→ **WHAT YOU NEED TO DO**:
Please repeat the data exactly, leaving nothing out.

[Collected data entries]
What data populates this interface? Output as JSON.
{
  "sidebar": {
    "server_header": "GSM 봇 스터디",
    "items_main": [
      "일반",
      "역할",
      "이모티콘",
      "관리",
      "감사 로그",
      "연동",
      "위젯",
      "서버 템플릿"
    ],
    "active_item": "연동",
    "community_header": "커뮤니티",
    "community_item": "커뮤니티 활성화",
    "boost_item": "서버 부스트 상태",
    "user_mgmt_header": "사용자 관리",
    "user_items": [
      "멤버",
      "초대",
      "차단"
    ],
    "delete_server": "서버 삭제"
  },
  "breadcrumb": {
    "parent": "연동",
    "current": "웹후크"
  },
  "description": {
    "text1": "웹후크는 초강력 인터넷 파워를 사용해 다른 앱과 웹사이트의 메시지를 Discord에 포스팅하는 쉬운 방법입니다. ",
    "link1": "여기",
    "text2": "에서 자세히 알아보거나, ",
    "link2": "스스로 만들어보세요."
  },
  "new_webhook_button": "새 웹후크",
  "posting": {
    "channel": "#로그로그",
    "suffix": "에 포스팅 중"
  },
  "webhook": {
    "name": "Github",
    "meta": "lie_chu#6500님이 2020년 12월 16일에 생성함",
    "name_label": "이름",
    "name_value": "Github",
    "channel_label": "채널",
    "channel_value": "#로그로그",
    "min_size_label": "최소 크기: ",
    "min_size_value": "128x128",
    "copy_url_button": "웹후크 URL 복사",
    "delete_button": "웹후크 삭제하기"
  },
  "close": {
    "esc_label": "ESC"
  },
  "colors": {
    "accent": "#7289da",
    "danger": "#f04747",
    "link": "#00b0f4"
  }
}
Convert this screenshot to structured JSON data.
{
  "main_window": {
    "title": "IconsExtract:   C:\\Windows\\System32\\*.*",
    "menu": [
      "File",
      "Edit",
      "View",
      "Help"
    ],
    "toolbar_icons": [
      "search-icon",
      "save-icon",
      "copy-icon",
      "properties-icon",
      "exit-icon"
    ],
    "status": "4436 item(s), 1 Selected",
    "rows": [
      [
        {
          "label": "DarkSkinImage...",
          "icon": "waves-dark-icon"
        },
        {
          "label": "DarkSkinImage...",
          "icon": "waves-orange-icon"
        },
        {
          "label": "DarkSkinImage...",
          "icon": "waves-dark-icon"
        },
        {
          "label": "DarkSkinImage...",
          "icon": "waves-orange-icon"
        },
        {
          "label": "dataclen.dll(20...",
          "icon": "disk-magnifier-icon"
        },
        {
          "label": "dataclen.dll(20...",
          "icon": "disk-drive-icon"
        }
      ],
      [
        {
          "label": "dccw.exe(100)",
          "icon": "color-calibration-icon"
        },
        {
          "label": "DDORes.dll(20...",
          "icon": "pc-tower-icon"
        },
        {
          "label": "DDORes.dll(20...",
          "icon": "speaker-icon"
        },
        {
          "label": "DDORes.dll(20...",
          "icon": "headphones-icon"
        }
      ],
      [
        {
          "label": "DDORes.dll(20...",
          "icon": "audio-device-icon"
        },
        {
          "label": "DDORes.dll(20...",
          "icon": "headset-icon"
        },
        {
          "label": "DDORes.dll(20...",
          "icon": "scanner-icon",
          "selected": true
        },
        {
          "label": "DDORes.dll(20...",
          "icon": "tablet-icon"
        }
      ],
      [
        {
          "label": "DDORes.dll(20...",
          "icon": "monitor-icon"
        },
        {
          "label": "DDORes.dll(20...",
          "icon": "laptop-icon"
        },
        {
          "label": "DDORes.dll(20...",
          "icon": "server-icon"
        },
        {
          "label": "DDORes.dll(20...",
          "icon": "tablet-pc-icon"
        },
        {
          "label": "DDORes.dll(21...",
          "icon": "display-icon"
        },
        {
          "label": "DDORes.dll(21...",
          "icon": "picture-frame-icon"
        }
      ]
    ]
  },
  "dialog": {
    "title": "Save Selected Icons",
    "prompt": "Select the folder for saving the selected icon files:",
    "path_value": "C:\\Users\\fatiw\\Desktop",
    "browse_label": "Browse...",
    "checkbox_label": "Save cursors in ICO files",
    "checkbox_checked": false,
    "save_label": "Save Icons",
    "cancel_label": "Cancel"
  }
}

→ **WRITTEN RESPONSE**:
What data populates this interface? Output as JSON.
{
  "sidebar": {
    "server_header": "GSM 봇 스터디",
    "items_main": [
      "일반",
      "역할",
      "이모티콘",
      "관리",
      "감사 로그",
      "연동",
      "위젯",
      "서버 템플릿"
    ],
    "active_item": "연동",
    "community_header": "커뮤니티",
    "community_item": "커뮤니티 활성화",
    "boost_item": "서버 부스트 상태",
    "user_mgmt_header": "사용자 관리",
    "user_items": [
      "멤버",
      "초대",
      "차단"
    ],
    "delete_server": "서버 삭제"
  },
  "breadcrumb": {
    "parent": "연동",
    "current": "웹후크"
  },
  "description": {
    "text1": "웹후크는 초강력 인터넷 파워를 사용해 다른 앱과 웹사이트의 메시지를 Discord에 포스팅하는 쉬운 방법입니다. ",
    "link1": "여기",
    "text2": "에서 자세히 알아보거나, ",
    "link2": "스스로 만들어보세요."
  },
  "new_webhook_button": "새 웹후크",
  "posting": {
    "channel": "#로그로그",
    "suffix": "에 포스팅 중"
  },
  "webhook": {
    "name": "Github",
    "meta": "lie_chu#6500님이 2020년 12월 16일에 생성함",
    "name_label": "이름",
    "name_value": "Github",
    "channel_label": "채널",
    "channel_value": "#로그로그",
    "min_size_label": "최소 크기: ",
    "min_size_value": "128x128",
    "copy_url_button": "웹후크 URL 복사",
    "delete_button": "웹후크 삭제하기"
  },
  "close": {
    "esc_label": "ESC"
  },
  "colors": {
    "accent": "#7289da",
    "danger": "#f04747",
    "link": "#00b0f4"
  }
}
Convert this screenshot to structured JSON data.
{
  "main_window": {
    "title": "IconsExtract:   C:\\Windows\\System32\\*.*",
    "menu": [
      "File",
      "Edit",
      "View",
      "Help"
    ],
    "toolbar_icons": [
      "search-icon",
      "save-icon",
      "copy-icon",
      "properties-icon",
      "exit-icon"
    ],
    "status": "4436 item(s), 1 Selected",
    "rows": [
      [
        {
          "label": "DarkSkinImage...",
          "icon": "waves-dark-icon"
        },
        {
          "label": "DarkSkinImage...",
          "icon": "waves-orange-icon"
        },
        {
          "label": "DarkSkinImage...",
          "icon": "waves-dark-icon"
        },
        {
          "label": "DarkSkinImage...",
          "icon": "waves-orange-icon"
        },
        {
          "label": "dataclen.dll(20...",
          "icon": "disk-magnifier-icon"
        },
        {
          "label": "dataclen.dll(20...",
          "icon": "disk-drive-icon"
        }
      ],
      [
        {
          "label": "dccw.exe(100)",
          "icon": "color-calibration-icon"
        },
        {
          "label": "DDORes.dll(20...",
          "icon": "pc-tower-icon"
        },
        {
          "label": "DDORes.dll(20...",
          "icon": "speaker-icon"
        },
        {
          "label": "DDORes.dll(20...",
          "icon": "headphones-icon"
        }
      ],
      [
        {
          "label": "DDORes.dll(20...",
          "icon": "audio-device-icon"
        },
        {
          "label": "DDORes.dll(20...",
          "icon": "headset-icon"
        },
        {
          "label": "DDORes.dll(20...",
          "icon": "scanner-icon",
          "selected": true
        },
        {
          "label": "DDORes.dll(20...",
          "icon": "tablet-icon"
        }
      ],
      [
        {
          "label": "DDORes.dll(20...",
          "icon": "monitor-icon"
        },
        {
          "label": "DDORes.dll(20...",
          "icon": "laptop-icon"
        },
        {
          "label": "DDORes.dll(20...",
          "icon": "server-icon"
        },
        {
          "label": "DDORes.dll(20...",
          "icon": "tablet-pc-icon"
        },
        {
          "label": "DDORes.dll(21...",
          "icon": "display-icon"
        },
        {
          "label": "DDORes.dll(21...",
          "icon": "picture-frame-icon"
        }
      ]
    ]
  },
  "dialog": {
    "title": "Save Selected Icons",
    "prompt": "Select the folder for saving the selected icon files:",
    "path_value": "C:\\Users\\fatiw\\Desktop",
    "browse_label": "Browse...",
    "checkbox_label": "Save cursors in ICO files",
    "checkbox_checked": false,
    "save_label": "Save Icons",
    "cancel_label": "Cancel"
  }
}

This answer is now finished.